A year or so ago, I forget when it was, I decided to do the seashells larger than life. It was a distinct departure for me because previously I had always portrayed them apparent size or life size. But I had some pastels I wanted to experiment with and a yen to work large and the seashells were all sitting right in front of me so the synergy all lead toward a large seashell.
Those experimental drawings I made are sitting where I can see them and have been prompting me to have a new whack at the motif. Hence the drawing above. Looking at the set up that inspired the first large seashell, you can tell that I was seeing the seashells from above them. Given a certain artistic ambiguity that particular fact doesn’t completely register in the drawing itself.

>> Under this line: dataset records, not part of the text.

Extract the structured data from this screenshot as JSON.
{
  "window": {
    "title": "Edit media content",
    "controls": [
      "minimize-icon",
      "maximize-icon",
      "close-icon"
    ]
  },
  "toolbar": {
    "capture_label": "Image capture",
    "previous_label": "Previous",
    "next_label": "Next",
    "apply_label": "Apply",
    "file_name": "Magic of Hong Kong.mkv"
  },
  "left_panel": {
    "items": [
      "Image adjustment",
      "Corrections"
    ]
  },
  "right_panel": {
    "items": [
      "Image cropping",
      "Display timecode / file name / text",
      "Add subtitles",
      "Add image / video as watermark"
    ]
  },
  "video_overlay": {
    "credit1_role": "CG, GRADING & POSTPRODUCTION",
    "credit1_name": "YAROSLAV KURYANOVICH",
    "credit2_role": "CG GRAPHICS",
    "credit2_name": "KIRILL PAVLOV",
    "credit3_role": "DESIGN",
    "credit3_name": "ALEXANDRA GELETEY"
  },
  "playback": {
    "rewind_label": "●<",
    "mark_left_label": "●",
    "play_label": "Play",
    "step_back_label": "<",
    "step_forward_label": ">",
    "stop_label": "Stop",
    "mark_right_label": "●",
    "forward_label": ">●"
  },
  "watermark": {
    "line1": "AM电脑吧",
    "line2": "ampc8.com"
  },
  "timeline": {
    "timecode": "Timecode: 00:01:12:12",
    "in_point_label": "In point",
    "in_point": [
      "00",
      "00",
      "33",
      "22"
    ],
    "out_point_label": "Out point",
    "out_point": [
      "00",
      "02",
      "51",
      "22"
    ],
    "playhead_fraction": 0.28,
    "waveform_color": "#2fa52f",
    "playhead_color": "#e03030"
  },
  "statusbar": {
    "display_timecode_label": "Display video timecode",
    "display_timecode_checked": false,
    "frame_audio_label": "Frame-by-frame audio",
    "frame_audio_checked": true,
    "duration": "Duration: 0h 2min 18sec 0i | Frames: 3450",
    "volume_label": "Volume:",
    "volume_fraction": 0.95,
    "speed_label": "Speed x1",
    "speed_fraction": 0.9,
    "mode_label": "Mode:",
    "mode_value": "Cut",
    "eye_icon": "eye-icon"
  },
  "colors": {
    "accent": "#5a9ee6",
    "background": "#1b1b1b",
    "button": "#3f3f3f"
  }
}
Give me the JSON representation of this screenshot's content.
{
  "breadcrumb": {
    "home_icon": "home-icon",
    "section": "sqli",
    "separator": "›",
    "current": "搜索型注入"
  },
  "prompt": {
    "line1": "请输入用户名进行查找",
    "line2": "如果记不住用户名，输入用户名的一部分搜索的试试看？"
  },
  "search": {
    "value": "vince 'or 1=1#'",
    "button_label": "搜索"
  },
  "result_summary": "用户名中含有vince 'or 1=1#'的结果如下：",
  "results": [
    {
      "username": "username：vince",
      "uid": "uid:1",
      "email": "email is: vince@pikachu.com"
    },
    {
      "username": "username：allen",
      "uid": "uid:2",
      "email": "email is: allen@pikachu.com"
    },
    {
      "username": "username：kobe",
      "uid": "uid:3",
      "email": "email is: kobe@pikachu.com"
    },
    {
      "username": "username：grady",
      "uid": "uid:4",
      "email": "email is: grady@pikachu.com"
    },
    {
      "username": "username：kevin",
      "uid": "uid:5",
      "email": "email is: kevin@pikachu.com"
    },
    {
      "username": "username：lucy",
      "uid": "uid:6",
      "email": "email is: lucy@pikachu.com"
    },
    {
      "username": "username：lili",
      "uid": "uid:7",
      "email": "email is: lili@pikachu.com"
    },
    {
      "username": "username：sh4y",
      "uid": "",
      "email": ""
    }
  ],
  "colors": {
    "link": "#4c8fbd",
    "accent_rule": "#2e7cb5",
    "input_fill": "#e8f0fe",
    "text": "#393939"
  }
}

However for the drawing I began last week, the shell sits on a shelf at eye level and fits into the representational scheme of “things seen on a ledge.” It also takes up much more of the paper than the first one did. The first large seashell drawing I made was on an 18 x 24 inch sheet. This drawing measures 19.5 x 25.5 inches. The seashell itself is about ten inches long. So the drawing portrays it about twice life size. This latest drawing is the start; it will be interesting to see where it leads.
Here’s an in situ view of the shell in progress.
It’s a rainy dark day today so I won’t be working on this seashell. It’s my natural light shell and sits recessed on the shelf so that it’s dark even in daylight. But I have a nighttime seashell that I work on too. Ironically the nighttime seashell is brighter than the daytime seashell because I draw in it artificial light.
Actually I draw in the dark a lot. I love drawing in low light. But when I began doing en plein air drawing again, the first shock was seeing how bright the sticks look in the sunlight! I usually never see them that bright when I’m working.
People have often commented on the bright colors in my artwork (I love color) but would be surprised to know how often I work in low light conditions where the actual colors aren’t fully visible. Nevertheless, I know what I’m doing (I think) because the pictures come out with a balanced effect. But I don’t always see what I’m doing.
It seems like a very natural way to work, in my view, because color changes all the time anyway. All the time, all day long, as the light changes, so does color. Therefore you might as well just chase color in the wild — in its natural habitat — and get used to it. The chase is where you feel the adventure!